“So, the most likely destination of “compostable” products is the landfill.”

Single-Use Plastics

Chennai News 9.5.20.

“The COVID-19 outbreak has redeemed a material that till a few months ago, was at the receiving end of a massive international campaign against its production and use. Hospitals and healthcare facilities are suddenly staring at a skyrocketing demand for hazmat suits, N95 masks, visors, gloves, shoe covers and goggles – all of which are made of polypropylene (PPE), a thermoplastic that has emerged as the most sanitary, reliable and cost-effective answer so far to the crisis.

New Research

According to the Sunday Times (26.4.20) “Portsmouth University has created an enzyme that can begin to break down plastic in a matter of days while most plastics take hundreds of years to biodegrade naturally.”

A professor of structural biology at the University, was investigating a naturally occurring plastic-eating enzyme that had been discovered in a Japanese rubbish dump in 2016. A slight tweak to the enzyme’s structure, and the team had created — not entirely deliberately — a supercharged enzyme that quickly breaks down polyethylene terephthalate (PET) plastic.”

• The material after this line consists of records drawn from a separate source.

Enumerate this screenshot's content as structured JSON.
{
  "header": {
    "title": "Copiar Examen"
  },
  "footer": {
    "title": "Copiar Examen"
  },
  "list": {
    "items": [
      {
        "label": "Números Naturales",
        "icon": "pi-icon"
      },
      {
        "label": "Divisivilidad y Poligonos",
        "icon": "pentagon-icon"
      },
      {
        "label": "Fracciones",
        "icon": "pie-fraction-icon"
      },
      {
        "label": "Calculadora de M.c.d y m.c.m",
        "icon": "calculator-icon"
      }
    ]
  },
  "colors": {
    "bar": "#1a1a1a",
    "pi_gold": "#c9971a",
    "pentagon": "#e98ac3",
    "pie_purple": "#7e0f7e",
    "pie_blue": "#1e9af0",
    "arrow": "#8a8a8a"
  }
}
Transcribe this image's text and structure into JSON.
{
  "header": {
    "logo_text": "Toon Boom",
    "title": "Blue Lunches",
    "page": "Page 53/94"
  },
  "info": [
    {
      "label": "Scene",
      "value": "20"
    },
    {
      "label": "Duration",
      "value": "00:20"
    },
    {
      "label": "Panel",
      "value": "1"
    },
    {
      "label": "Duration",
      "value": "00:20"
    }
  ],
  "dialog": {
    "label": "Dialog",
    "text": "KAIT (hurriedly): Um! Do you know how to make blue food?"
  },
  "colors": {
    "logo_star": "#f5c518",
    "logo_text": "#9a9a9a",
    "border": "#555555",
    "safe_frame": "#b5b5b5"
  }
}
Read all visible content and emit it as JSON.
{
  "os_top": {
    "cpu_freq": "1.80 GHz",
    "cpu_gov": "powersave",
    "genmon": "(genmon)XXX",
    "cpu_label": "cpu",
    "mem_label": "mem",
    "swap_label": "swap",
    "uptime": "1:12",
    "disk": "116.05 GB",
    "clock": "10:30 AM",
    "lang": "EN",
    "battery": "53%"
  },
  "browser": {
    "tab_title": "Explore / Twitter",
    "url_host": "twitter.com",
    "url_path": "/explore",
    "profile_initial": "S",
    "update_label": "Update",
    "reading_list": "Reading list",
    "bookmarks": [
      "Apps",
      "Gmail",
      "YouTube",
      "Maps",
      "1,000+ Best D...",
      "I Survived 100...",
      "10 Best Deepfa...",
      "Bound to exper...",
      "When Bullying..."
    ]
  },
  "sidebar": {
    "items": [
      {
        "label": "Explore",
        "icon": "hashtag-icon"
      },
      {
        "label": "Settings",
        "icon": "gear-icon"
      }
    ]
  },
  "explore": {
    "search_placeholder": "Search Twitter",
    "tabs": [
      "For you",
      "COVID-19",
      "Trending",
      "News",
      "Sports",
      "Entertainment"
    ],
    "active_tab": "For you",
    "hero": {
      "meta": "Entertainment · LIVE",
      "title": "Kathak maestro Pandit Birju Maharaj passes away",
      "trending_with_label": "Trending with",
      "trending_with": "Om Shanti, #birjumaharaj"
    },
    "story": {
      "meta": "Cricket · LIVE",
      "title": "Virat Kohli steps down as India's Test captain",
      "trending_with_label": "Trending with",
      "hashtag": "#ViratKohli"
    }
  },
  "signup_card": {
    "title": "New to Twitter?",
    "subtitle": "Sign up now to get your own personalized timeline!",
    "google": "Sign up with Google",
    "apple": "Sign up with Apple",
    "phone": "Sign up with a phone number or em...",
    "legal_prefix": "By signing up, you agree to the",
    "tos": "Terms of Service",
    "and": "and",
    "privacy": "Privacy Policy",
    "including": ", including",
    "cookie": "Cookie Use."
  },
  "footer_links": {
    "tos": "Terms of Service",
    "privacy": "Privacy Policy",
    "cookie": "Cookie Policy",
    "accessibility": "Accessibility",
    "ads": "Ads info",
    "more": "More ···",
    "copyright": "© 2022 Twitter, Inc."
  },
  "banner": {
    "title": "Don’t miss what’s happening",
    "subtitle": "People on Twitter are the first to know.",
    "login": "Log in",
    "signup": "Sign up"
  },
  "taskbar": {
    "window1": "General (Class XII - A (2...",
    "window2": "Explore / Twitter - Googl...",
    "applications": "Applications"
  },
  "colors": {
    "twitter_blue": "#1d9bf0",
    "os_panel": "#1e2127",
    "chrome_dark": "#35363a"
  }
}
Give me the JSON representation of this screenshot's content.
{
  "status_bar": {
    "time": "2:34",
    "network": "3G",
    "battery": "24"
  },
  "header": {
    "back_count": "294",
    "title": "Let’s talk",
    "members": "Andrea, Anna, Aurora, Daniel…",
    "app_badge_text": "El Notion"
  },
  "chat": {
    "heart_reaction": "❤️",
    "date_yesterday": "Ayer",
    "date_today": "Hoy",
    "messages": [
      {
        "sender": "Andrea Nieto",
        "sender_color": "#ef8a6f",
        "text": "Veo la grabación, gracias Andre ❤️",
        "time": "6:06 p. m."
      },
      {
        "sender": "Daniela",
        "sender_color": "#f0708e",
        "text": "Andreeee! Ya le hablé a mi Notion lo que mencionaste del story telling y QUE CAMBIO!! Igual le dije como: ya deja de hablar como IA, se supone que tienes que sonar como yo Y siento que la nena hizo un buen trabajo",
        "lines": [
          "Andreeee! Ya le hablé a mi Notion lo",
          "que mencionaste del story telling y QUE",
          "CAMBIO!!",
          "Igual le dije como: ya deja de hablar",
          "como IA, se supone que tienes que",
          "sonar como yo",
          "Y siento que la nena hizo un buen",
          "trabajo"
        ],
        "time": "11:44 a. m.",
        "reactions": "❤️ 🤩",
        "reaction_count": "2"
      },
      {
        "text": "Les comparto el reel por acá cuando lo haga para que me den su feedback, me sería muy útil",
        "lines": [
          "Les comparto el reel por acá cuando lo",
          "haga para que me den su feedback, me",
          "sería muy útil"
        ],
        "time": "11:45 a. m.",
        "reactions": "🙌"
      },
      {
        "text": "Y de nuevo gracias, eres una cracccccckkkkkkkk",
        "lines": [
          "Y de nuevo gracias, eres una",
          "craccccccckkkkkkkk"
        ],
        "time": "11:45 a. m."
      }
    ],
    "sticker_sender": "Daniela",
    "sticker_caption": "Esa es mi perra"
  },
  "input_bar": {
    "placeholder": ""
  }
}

This would be useful if a way could be found to put these enzymes into plastic at the point of manufacture, without deactivating the enzyme, compromising the performance of the plastic, or significantly increasing the cost – but it is not really necessary.  Fifty years ago polymer scientists found a way to make plastic convert into biodegradable materials in the open environment and they called it “oxo-biodegradation.”  It does not however work with PET, but PET is a high-value plastic which (unlike PE or PP, for which oxo-biodegradation is suitable) is worth collecting for recycling.

Meanwhile researchers at Cambridge are turning plastic into hydrogen fuel. The Professor who leads the project said: “I look at plastic and I see an extremely useful material that is rich in chemicals and energy — a material that shouldn’t end up in landfills and pollute the environment.”

The Professor is right – plastic should no longer be sent to landfill.  He is researching a process called photo-reforming, where plastic is broken down into pure hydrogen fuel and useful small molecules with the help of a photocatalyst, which harnesses the energy in sunlight. The fuel can already be used in hydrogen cars, and researchers hope it will find its way onto public transport.

Again, this would be useful if it can be done at reasonable cost, but you can already extract the calorific value from plastic simply by sending it to a modern non-polluting incinerator, and using it to heat buildings or to drive steam-turbines to generate electricity.

Michael Stephen

Michael Stephen is a lawyer and was a member of the United Kingdom Parliament, where he served on the Environment Select Committee.

When he left Parliament Symphony Environmental Technologies Plc. attracted his attention because of his interest in the environment.

He is now Deputy Chairman of Symphony, which is listed on the AIM market of the London Stock Exchange, and is the founder and Chairman of the Oxo-biodegradable Plastics Association.

Earlier Postings in this Column

Interview with Michael Stephen


The opinions expressed here by Michael Stephen and other columnists are their own, not those of Bioplasticsnews.com.